PJ VOGT:  But in this particular case, I don't think the point of the video is actually to feel empathy for the lady who set her  butt on fire. I think the point is to laugh at the lady who set her butt on fire, which is people's prerogative. But the fact that those people were tricked, I have no sympathy or empathy for them. They are a bunch of mean dummies, and they fell for a dumb pratfall. And Jimmy Kimmel and those idiots I think kind of deserve each other.

ALEX GOLDMAN:  I think what makes it even more problematic is that there are veins of purity they get corrupted.

PJ VOGT:  But even this week, where the Internet was aghast to find out that their twerk video was fake, there was that six-second clip that you sent me of the girl eating potato chips on Vine, who’s just adorable in a way that is totally impossible to fake.

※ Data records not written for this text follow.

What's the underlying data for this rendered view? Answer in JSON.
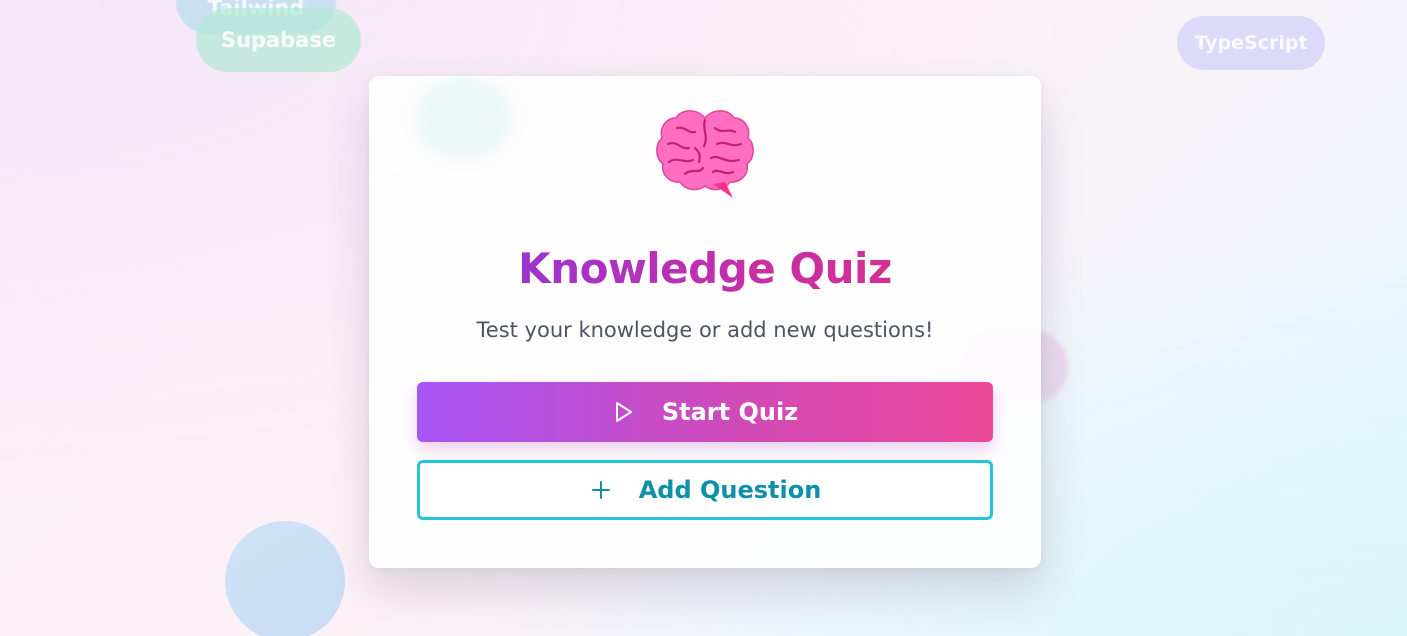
{
  "background": {
    "bubbles": [
      {
        "label": "Tailwind"
      },
      {
        "label": "Supabase"
      },
      {
        "label": "TypeScript"
      }
    ]
  },
  "card": {
    "icon": "brain-icon",
    "title": "Knowledge Quiz",
    "subtitle": "Test your knowledge or add new questions!",
    "start_button": {
      "label": "Start Quiz",
      "icon": "play-icon"
    },
    "add_button": {
      "label": "Add Question",
      "icon": "plus-icon"
    }
  },
  "colors": {
    "title_gradient_start": "#9b34cf",
    "title_gradient_end": "#d42f91",
    "start_gradient_start": "#a855f7",
    "start_gradient_end": "#ec4899",
    "add_border": "#22c5dd",
    "add_text": "#0e90a8",
    "brain": "#ff69b4"
  }
}
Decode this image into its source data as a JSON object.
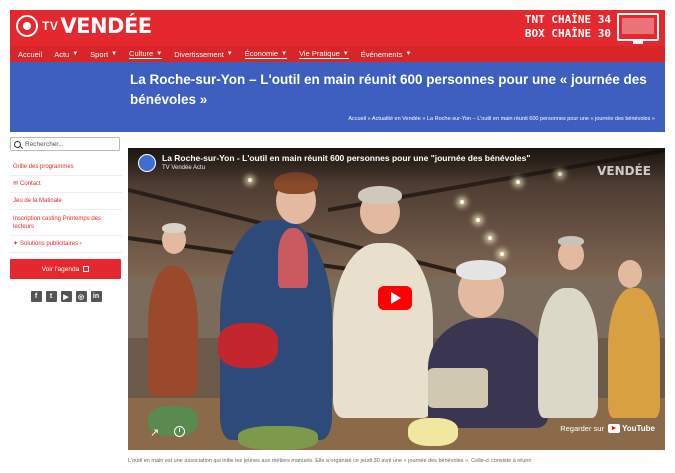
{
  "header": {
    "logo_tv": "TV",
    "logo_brand": "VENDÉE",
    "channel_tnt": "TNT CHAÎNE 34",
    "channel_box": "BOX CHAÎNE 30",
    "brand_color": "#e5282d"
  },
  "nav": {
    "items": [
      {
        "label": "Accueil",
        "has_dropdown": false
      },
      {
        "label": "Actu",
        "has_dropdown": true
      },
      {
        "label": "Sport",
        "has_dropdown": true
      },
      {
        "label": "Culture",
        "has_dropdown": true
      },
      {
        "label": "Divertissement",
        "has_dropdown": true
      },
      {
        "label": "Économie",
        "has_dropdown": true
      },
      {
        "label": "Vie Pratique",
        "has_dropdown": true
      },
      {
        "label": "Événements",
        "has_dropdown": true
      }
    ]
  },
  "page": {
    "title": "La Roche-sur-Yon – L'outil en main réunit 600 personnes pour une « journée des bénévoles »",
    "breadcrumb": "Accueil » Actualité en Vendée » La Roche-sur-Yon – L'outil en main réunit 600 personnes pour une « journée des bénévoles »",
    "band_color": "#3e5fbf"
  },
  "sidebar": {
    "search_placeholder": "Rechercher...",
    "links": [
      "Grille des programmes",
      "Contact",
      "Jeu de la Matinale",
      "Inscription casting Printemps des lecteurs",
      "Solutions publicitaires"
    ],
    "agenda_button": "Voir l'agenda"
  },
  "video": {
    "title": "La Roche-sur-Yon - L'outil en main réunit 600 personnes pour une \"journée des bénévoles\"",
    "channel": "TV Vendée Actu",
    "watermark": "VENDÉE",
    "watch_on": "Regarder sur",
    "youtube": "YouTube"
  },
  "article": {
    "intro": "L'outil en main est une association qui initie les jeunes aux métiers manuels. Elle a organisé ce jeudi 30 avril une « journée des bénévoles ». Celle-ci consiste à réunir"
  }
}
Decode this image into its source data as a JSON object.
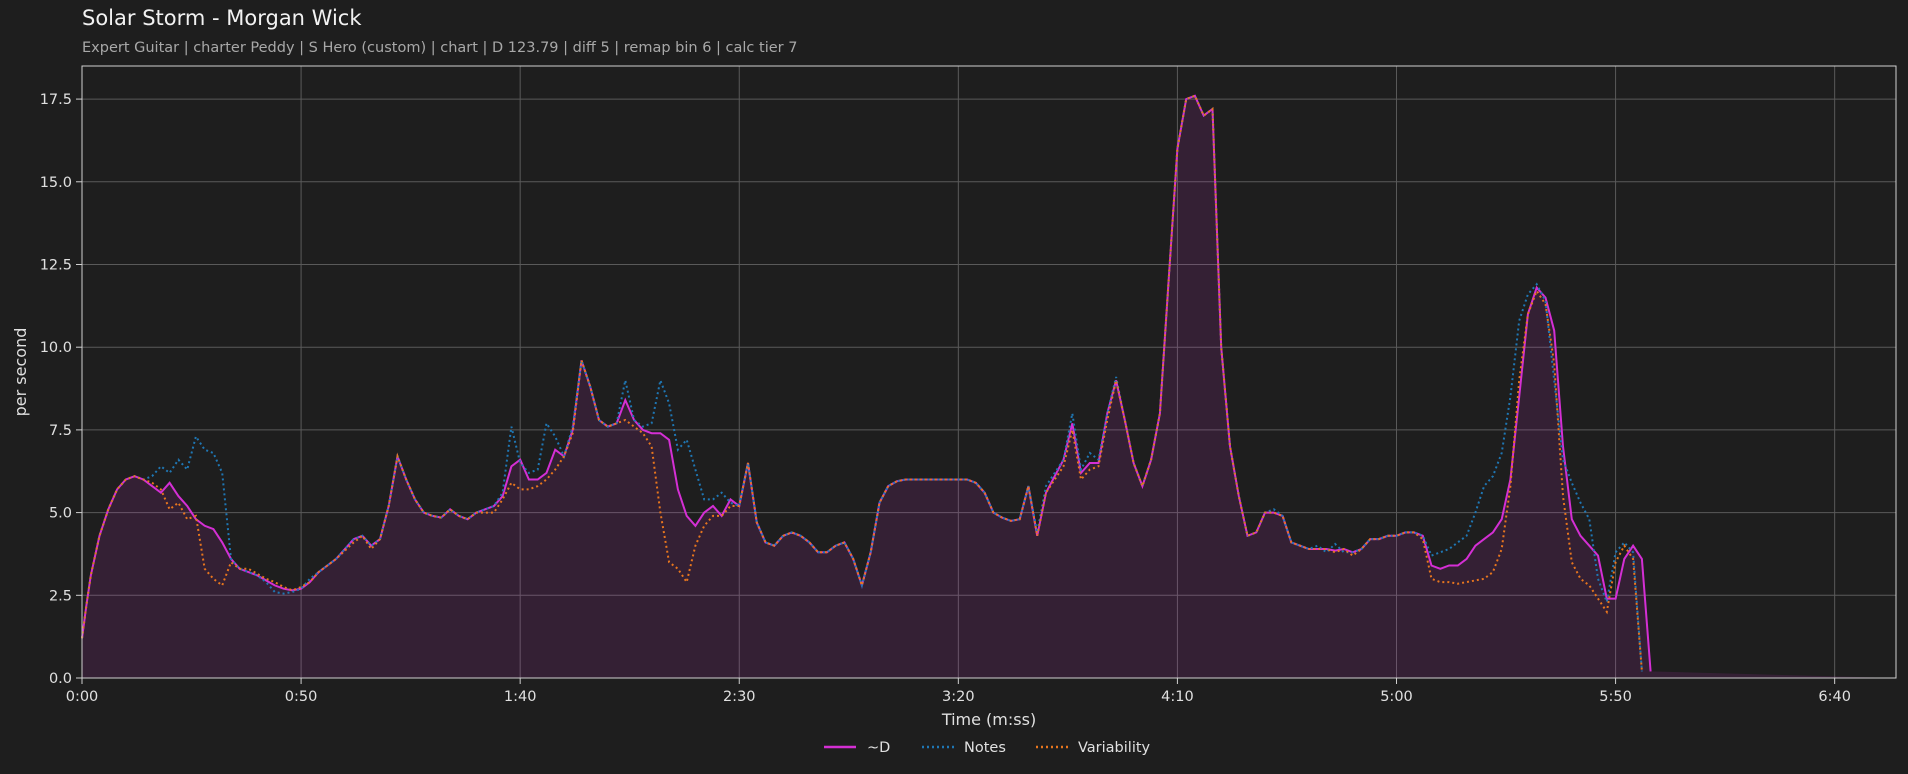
{
  "chart_data": {
    "type": "line",
    "title": "Solar Storm - Morgan Wick",
    "subtitle": "Expert Guitar  |  charter Peddy  |  S Hero (custom)  |  chart  |  D 123.79  |  diff 5  |  remap bin 6  |  calc tier 7",
    "xlabel": "Time (m:ss)",
    "ylabel": "per second",
    "xlim": [
      0,
      414
    ],
    "ylim": [
      0,
      18.5
    ],
    "x_ticks": [
      0,
      50,
      100,
      150,
      200,
      250,
      300,
      350,
      400
    ],
    "x_tick_labels": [
      "0:00",
      "0:50",
      "1:40",
      "2:30",
      "3:20",
      "4:10",
      "5:00",
      "5:50",
      "6:40"
    ],
    "y_ticks": [
      0,
      2.5,
      5,
      7.5,
      10,
      12.5,
      15,
      17.5
    ],
    "y_tick_labels": [
      "0.0",
      "2.5",
      "5.0",
      "7.5",
      "10.0",
      "12.5",
      "15.0",
      "17.5"
    ],
    "grid": true,
    "legend_position": "bottom-center",
    "x": [
      0,
      1,
      2,
      4,
      6,
      8,
      10,
      12,
      14,
      16,
      18,
      20,
      22,
      24,
      26,
      28,
      30,
      32,
      34,
      36,
      38,
      40,
      42,
      44,
      46,
      48,
      50,
      52,
      54,
      56,
      58,
      60,
      62,
      64,
      66,
      68,
      70,
      72,
      74,
      76,
      78,
      80,
      82,
      84,
      86,
      88,
      90,
      92,
      94,
      96,
      98,
      100,
      102,
      104,
      106,
      108,
      110,
      112,
      114,
      116,
      118,
      120,
      122,
      124,
      126,
      128,
      130,
      132,
      134,
      136,
      138,
      140,
      142,
      144,
      146,
      148,
      150,
      152,
      154,
      156,
      158,
      160,
      162,
      164,
      166,
      168,
      170,
      172,
      174,
      176,
      178,
      180,
      182,
      184,
      186,
      188,
      190,
      192,
      194,
      196,
      198,
      200,
      202,
      204,
      206,
      208,
      210,
      212,
      214,
      216,
      218,
      220,
      222,
      224,
      226,
      228,
      230,
      232,
      234,
      236,
      238,
      240,
      242,
      244,
      246,
      248,
      250,
      252,
      254,
      256,
      258,
      260,
      262,
      264,
      266,
      268,
      270,
      272,
      274,
      276,
      278,
      280,
      282,
      284,
      286,
      288,
      290,
      292,
      294,
      296,
      298,
      300,
      302,
      304,
      306,
      308,
      310,
      312,
      314,
      316,
      318,
      320,
      322,
      324,
      326,
      328,
      330,
      332,
      334,
      336,
      338,
      340,
      342,
      344,
      346,
      348,
      350,
      352,
      354,
      356,
      358,
      360,
      362,
      364,
      366,
      368,
      370,
      372,
      374,
      376,
      378,
      380,
      382,
      384,
      386,
      388,
      390,
      392,
      394,
      396,
      398,
      400,
      402,
      404,
      406,
      408,
      410,
      412,
      414
    ],
    "series": [
      {
        "name": "~D",
        "color": "#d42fd4",
        "style": "solid",
        "values": [
          1.2,
          2.2,
          3.1,
          4.3,
          5.1,
          5.7,
          6.0,
          6.1,
          6.0,
          5.8,
          5.6,
          5.9,
          5.5,
          5.2,
          4.8,
          4.6,
          4.5,
          4.1,
          3.6,
          3.3,
          3.2,
          3.1,
          2.95,
          2.8,
          2.7,
          2.65,
          2.7,
          2.9,
          3.2,
          3.4,
          3.6,
          3.9,
          4.2,
          4.3,
          4.0,
          4.2,
          5.2,
          6.7,
          6.0,
          5.4,
          5.0,
          4.9,
          4.85,
          5.1,
          4.9,
          4.8,
          5.0,
          5.1,
          5.2,
          5.5,
          6.4,
          6.6,
          6.0,
          6.0,
          6.2,
          6.9,
          6.7,
          7.5,
          9.6,
          8.8,
          7.8,
          7.6,
          7.7,
          8.4,
          7.8,
          7.5,
          7.4,
          7.4,
          7.2,
          5.7,
          4.9,
          4.6,
          5.0,
          5.2,
          4.9,
          5.4,
          5.2,
          6.5,
          4.7,
          4.1,
          4.0,
          4.3,
          4.4,
          4.3,
          4.1,
          3.8,
          3.8,
          4.0,
          4.1,
          3.6,
          2.8,
          3.8,
          5.3,
          5.8,
          5.95,
          6.0,
          6.0,
          6.0,
          6.0,
          6.0,
          6.0,
          6.0,
          6.0,
          5.9,
          5.6,
          5.0,
          4.85,
          4.75,
          4.8,
          5.8,
          4.3,
          5.6,
          6.1,
          6.6,
          7.7,
          6.2,
          6.5,
          6.5,
          8.0,
          9.0,
          7.8,
          6.5,
          5.8,
          6.6,
          8.0,
          12.0,
          16.0,
          17.5,
          17.6,
          17.0,
          17.2,
          10.0,
          7.0,
          5.5,
          4.3,
          4.4,
          5.0,
          5.0,
          4.9,
          4.1,
          4.0,
          3.9,
          3.9,
          3.9,
          3.85,
          3.9,
          3.8,
          3.9,
          4.2,
          4.2,
          4.3,
          4.3,
          4.4,
          4.4,
          4.3,
          3.4,
          3.3,
          3.4,
          3.4,
          3.6,
          4.0,
          4.2,
          4.4,
          4.8,
          6.0,
          8.5,
          11.0,
          11.8,
          11.5,
          10.5,
          7.0,
          4.8,
          4.3,
          4.0,
          3.7,
          2.4,
          2.4,
          3.6,
          4.0,
          3.6,
          0.2
        ]
      },
      {
        "name": "Notes",
        "color": "#1f77b4",
        "style": "dotted",
        "values": [
          1.2,
          2.2,
          3.1,
          4.3,
          5.1,
          5.7,
          6.0,
          6.1,
          6.0,
          6.1,
          6.4,
          6.2,
          6.6,
          6.3,
          7.3,
          6.9,
          6.8,
          6.2,
          3.6,
          3.3,
          3.2,
          3.1,
          2.9,
          2.6,
          2.55,
          2.6,
          2.7,
          3.0,
          3.2,
          3.4,
          3.6,
          3.9,
          4.2,
          4.3,
          4.0,
          4.2,
          5.2,
          6.7,
          6.0,
          5.4,
          5.0,
          4.9,
          4.85,
          5.1,
          4.9,
          4.8,
          5.0,
          5.1,
          5.2,
          5.6,
          7.6,
          6.5,
          6.2,
          6.3,
          7.7,
          7.3,
          6.7,
          7.6,
          9.6,
          8.8,
          7.8,
          7.6,
          7.7,
          9.0,
          7.8,
          7.6,
          7.7,
          9.0,
          8.3,
          6.9,
          7.2,
          6.3,
          5.4,
          5.4,
          5.6,
          5.3,
          5.2,
          6.5,
          4.7,
          4.1,
          4.0,
          4.3,
          4.4,
          4.3,
          4.1,
          3.8,
          3.8,
          4.0,
          4.1,
          3.6,
          2.8,
          3.8,
          5.3,
          5.8,
          5.95,
          6.0,
          6.0,
          6.0,
          6.0,
          6.0,
          6.0,
          6.0,
          6.0,
          5.9,
          5.6,
          5.0,
          4.85,
          4.75,
          4.8,
          5.8,
          4.4,
          5.8,
          6.2,
          6.6,
          8.0,
          6.3,
          6.8,
          6.6,
          8.0,
          9.1,
          7.8,
          6.5,
          5.8,
          6.6,
          8.0,
          12.0,
          16.0,
          17.5,
          17.6,
          17.0,
          17.2,
          10.0,
          7.0,
          5.5,
          4.3,
          4.4,
          5.0,
          5.1,
          4.9,
          4.1,
          4.0,
          3.9,
          4.0,
          3.8,
          4.05,
          3.8,
          3.8,
          3.9,
          4.2,
          4.2,
          4.3,
          4.3,
          4.4,
          4.4,
          4.3,
          3.7,
          3.8,
          3.9,
          4.1,
          4.3,
          5.0,
          5.8,
          6.1,
          6.8,
          8.5,
          10.8,
          11.6,
          11.9,
          11.4,
          9.0,
          6.6,
          5.9,
          5.3,
          4.8,
          3.0,
          2.3,
          3.8,
          4.1,
          3.8,
          0.2
        ]
      },
      {
        "name": "Variability",
        "color": "#e8761e",
        "style": "dotted",
        "values": [
          1.2,
          2.2,
          3.1,
          4.3,
          5.1,
          5.7,
          6.0,
          6.1,
          6.0,
          5.9,
          5.7,
          5.1,
          5.3,
          4.8,
          4.9,
          3.3,
          3.0,
          2.8,
          3.5,
          3.3,
          3.3,
          3.15,
          3.0,
          2.9,
          2.75,
          2.65,
          2.75,
          2.9,
          3.2,
          3.4,
          3.6,
          3.85,
          4.1,
          4.3,
          3.9,
          4.2,
          5.2,
          6.7,
          6.0,
          5.4,
          5.0,
          4.9,
          4.85,
          5.1,
          4.9,
          4.8,
          5.0,
          5.0,
          5.0,
          5.4,
          5.9,
          5.7,
          5.7,
          5.8,
          6.0,
          6.3,
          6.7,
          7.4,
          9.6,
          8.8,
          7.8,
          7.6,
          7.7,
          7.8,
          7.6,
          7.4,
          7.0,
          5.0,
          3.5,
          3.3,
          2.9,
          4.0,
          4.6,
          4.9,
          4.9,
          5.2,
          5.2,
          6.5,
          4.7,
          4.1,
          4.0,
          4.3,
          4.4,
          4.3,
          4.1,
          3.8,
          3.8,
          4.0,
          4.1,
          3.6,
          2.8,
          3.8,
          5.3,
          5.8,
          5.95,
          6.0,
          6.0,
          6.0,
          6.0,
          6.0,
          6.0,
          6.0,
          6.0,
          5.9,
          5.6,
          5.0,
          4.85,
          4.75,
          4.8,
          5.8,
          4.3,
          5.6,
          6.0,
          6.4,
          7.5,
          6.0,
          6.3,
          6.4,
          7.8,
          9.0,
          7.8,
          6.5,
          5.8,
          6.6,
          8.0,
          12.0,
          16.0,
          17.5,
          17.6,
          17.0,
          17.2,
          10.0,
          7.0,
          5.5,
          4.3,
          4.4,
          5.0,
          5.0,
          4.9,
          4.1,
          4.0,
          3.9,
          3.9,
          3.9,
          3.8,
          3.9,
          3.7,
          3.9,
          4.2,
          4.2,
          4.3,
          4.3,
          4.4,
          4.4,
          4.2,
          3.0,
          2.9,
          2.9,
          2.85,
          2.9,
          2.95,
          3.0,
          3.2,
          3.9,
          5.8,
          9.0,
          11.0,
          11.7,
          11.3,
          9.5,
          5.5,
          3.5,
          3.0,
          2.8,
          2.4,
          2.0,
          3.5,
          4.0,
          3.6,
          0.2
        ]
      }
    ]
  }
}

  [CLIP]:

 GIRL:  [CHEWING POTATO CHIPS]Hey, I want to be famous.

  [END CLIP]

ALEX GOLDMAN:  The problem is that I now approach a video like that with skepticism.

PJ VOGT:  Really?

ALEX GOLDMAN:  Yes!

PJ VOGT:  Really?

ALEX GOLDMAN:  The Twerk video might be an extreme example ‘cause the cascade of misfortune might seem a little - contrived.

PJ VOGT:  Yes.

ALEX GOLDMAN:  But the Internet that I grew up with, ‘cause I’m an old man, relative to you, was all text-based and it was all sort of stimulus-response to other people in live chat rooms. It was a bulletin board that I dialed up to, with a 2400 baud modem.

PJ VOGT:  In the snow –

ALEX GOLDMAN:  Yeah [LAUGHS], shut up!

PJ VOGT:  2 miles, uphill and no one told any lies.

ALEX GOLDMAN:  I’m sure people were lying about their –

PJ VOGT:  Age, sex, location.

ALEX GOLDMAN:  - age, sex, location, right? But there was a connection there anyway.

PJ VOGT:  Yeah.

ALEX GOLDMAN:  When a corporation coopts a real human weird thing that happens – people injuring themselves, people crying, things that are meant to evoke a real emotion, it robs those moments of meaning a little bit.

PJ VOGT:  Fair enough.

ALEX GOLDMAN:  So, friends again?

PJ VOGT:  Friends again.

BOB GARFIELD:  Alex Goldman and PJ Vogt are producers of both On the Media and the brand-new TLDR. Go to onthemedia.org and click on the blog, download their audio and, generally, roll around in all things Internets. 

Hosted by:

Bob Garfield

Contributors:

Alex Goldman and PJ Vogt